Supplied material Block Start
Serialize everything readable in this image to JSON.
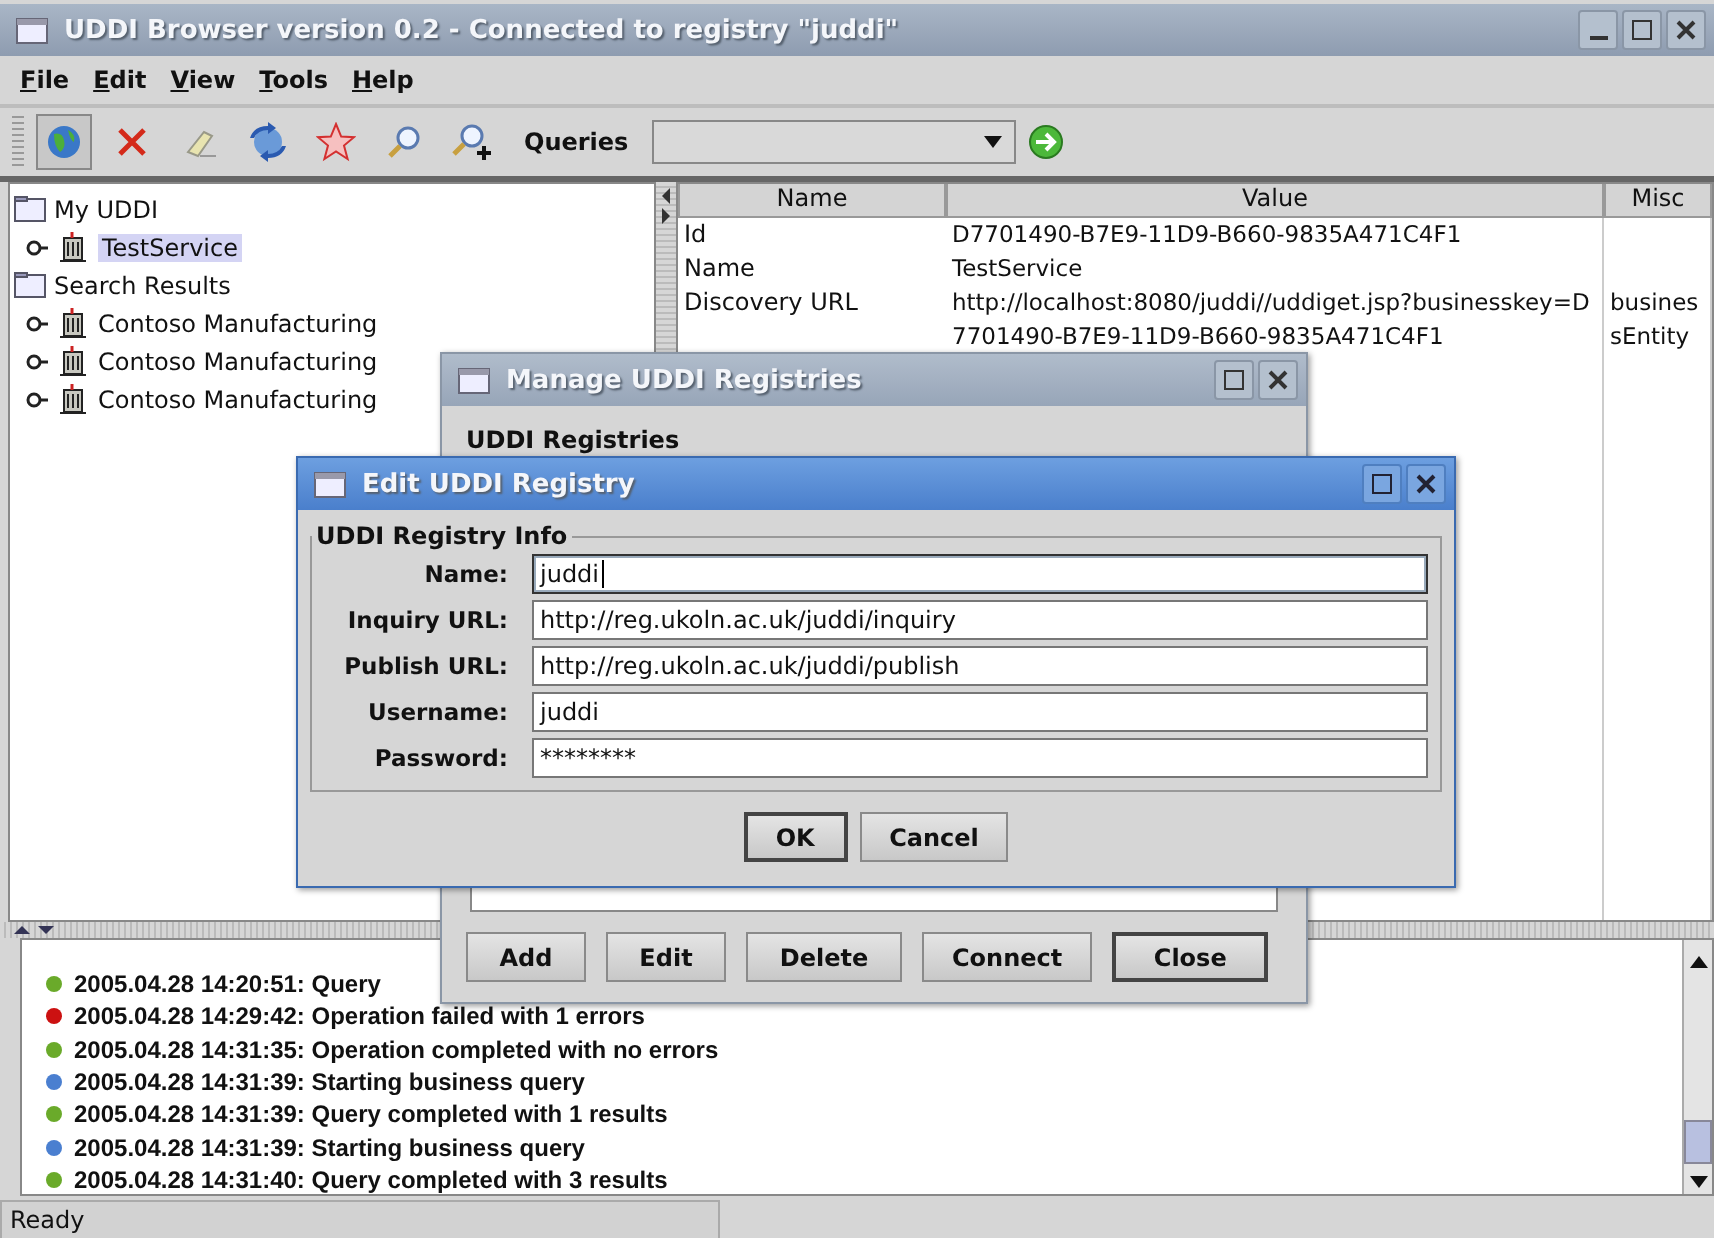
{
  "window": {
    "title": "UDDI Browser version 0.2 - Connected to registry \"juddi\""
  },
  "menu": [
    "File",
    "Edit",
    "View",
    "Tools",
    "Help"
  ],
  "toolbar": {
    "tools": [
      {
        "kind": "globe",
        "pressed": true
      },
      {
        "kind": "delete",
        "pressed": false
      },
      {
        "kind": "eraser",
        "pressed": false
      },
      {
        "kind": "refresh",
        "pressed": false
      },
      {
        "kind": "star",
        "pressed": false
      },
      {
        "kind": "search",
        "pressed": false
      },
      {
        "kind": "search-plus",
        "pressed": false
      }
    ],
    "queries_label": "Queries"
  },
  "tree": [
    {
      "label": "My UDDI",
      "kind": "folder",
      "selected": false,
      "children": [
        {
          "label": "TestService",
          "kind": "business",
          "selected": true
        }
      ]
    },
    {
      "label": "Search Results",
      "kind": "folder",
      "selected": false,
      "children": [
        {
          "label": "Contoso Manufacturing",
          "kind": "business",
          "selected": false
        },
        {
          "label": "Contoso Manufacturing",
          "kind": "business",
          "selected": false
        },
        {
          "label": "Contoso Manufacturing",
          "kind": "business",
          "selected": false
        }
      ]
    }
  ],
  "table": {
    "columns": [
      "Name",
      "Value",
      "Misc"
    ],
    "rows": [
      {
        "name": "Id",
        "value": "D7701490-B7E9-11D9-B660-9835A471C4F1",
        "misc": ""
      },
      {
        "name": "Name",
        "value": "TestService",
        "misc": ""
      },
      {
        "name": "Discovery URL",
        "value": "http://localhost:8080/juddi//uddiget.jsp?businesskey=D7701490-B7E9-11D9-B660-9835A471C4F1",
        "misc": "businessEntity"
      }
    ]
  },
  "log": [
    {
      "text": "2005.04.28 14:20:51: Query",
      "color": "#6aaa2a"
    },
    {
      "text": "2005.04.28 14:29:42: Operation failed with 1 errors",
      "color": "#cc1111"
    },
    {
      "text": "2005.04.28 14:31:35: Operation completed with no errors",
      "color": "#6aaa2a"
    },
    {
      "text": "2005.04.28 14:31:39: Starting business query",
      "color": "#4a7fd0"
    },
    {
      "text": "2005.04.28 14:31:39: Query completed with 1 results",
      "color": "#6aaa2a"
    },
    {
      "text": "2005.04.28 14:31:39: Starting business query",
      "color": "#4a7fd0"
    },
    {
      "text": "2005.04.28 14:31:40: Query completed with 3 results",
      "color": "#6aaa2a"
    }
  ],
  "status_bar": {
    "text": "Ready"
  },
  "manage_dialog": {
    "title": "Manage UDDI Registries",
    "heading": "UDDI Registries",
    "buttons": [
      {
        "label": "Add",
        "default": false
      },
      {
        "label": "Edit",
        "default": false
      },
      {
        "label": "Delete",
        "default": false
      },
      {
        "label": "Connect",
        "default": false
      },
      {
        "label": "Close",
        "default": true
      }
    ]
  },
  "edit_dialog": {
    "title": "Edit UDDI Registry",
    "group": "UDDI Registry Info",
    "fields": [
      {
        "label": "Name:",
        "value": "juddi",
        "focused": true
      },
      {
        "label": "Inquiry URL:",
        "value": "http://reg.ukoln.ac.uk/juddi/inquiry",
        "focused": false
      },
      {
        "label": "Publish URL:",
        "value": "http://reg.ukoln.ac.uk/juddi/publish",
        "focused": false
      },
      {
        "label": "Username:",
        "value": "juddi",
        "focused": false
      },
      {
        "label": "Password:",
        "value": "********",
        "focused": false
      }
    ],
    "buttons": [
      {
        "label": "OK",
        "default": true
      },
      {
        "label": "Cancel",
        "default": false
      }
    ]
  }
}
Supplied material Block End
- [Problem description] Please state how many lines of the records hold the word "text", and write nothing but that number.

- [Your solution] 8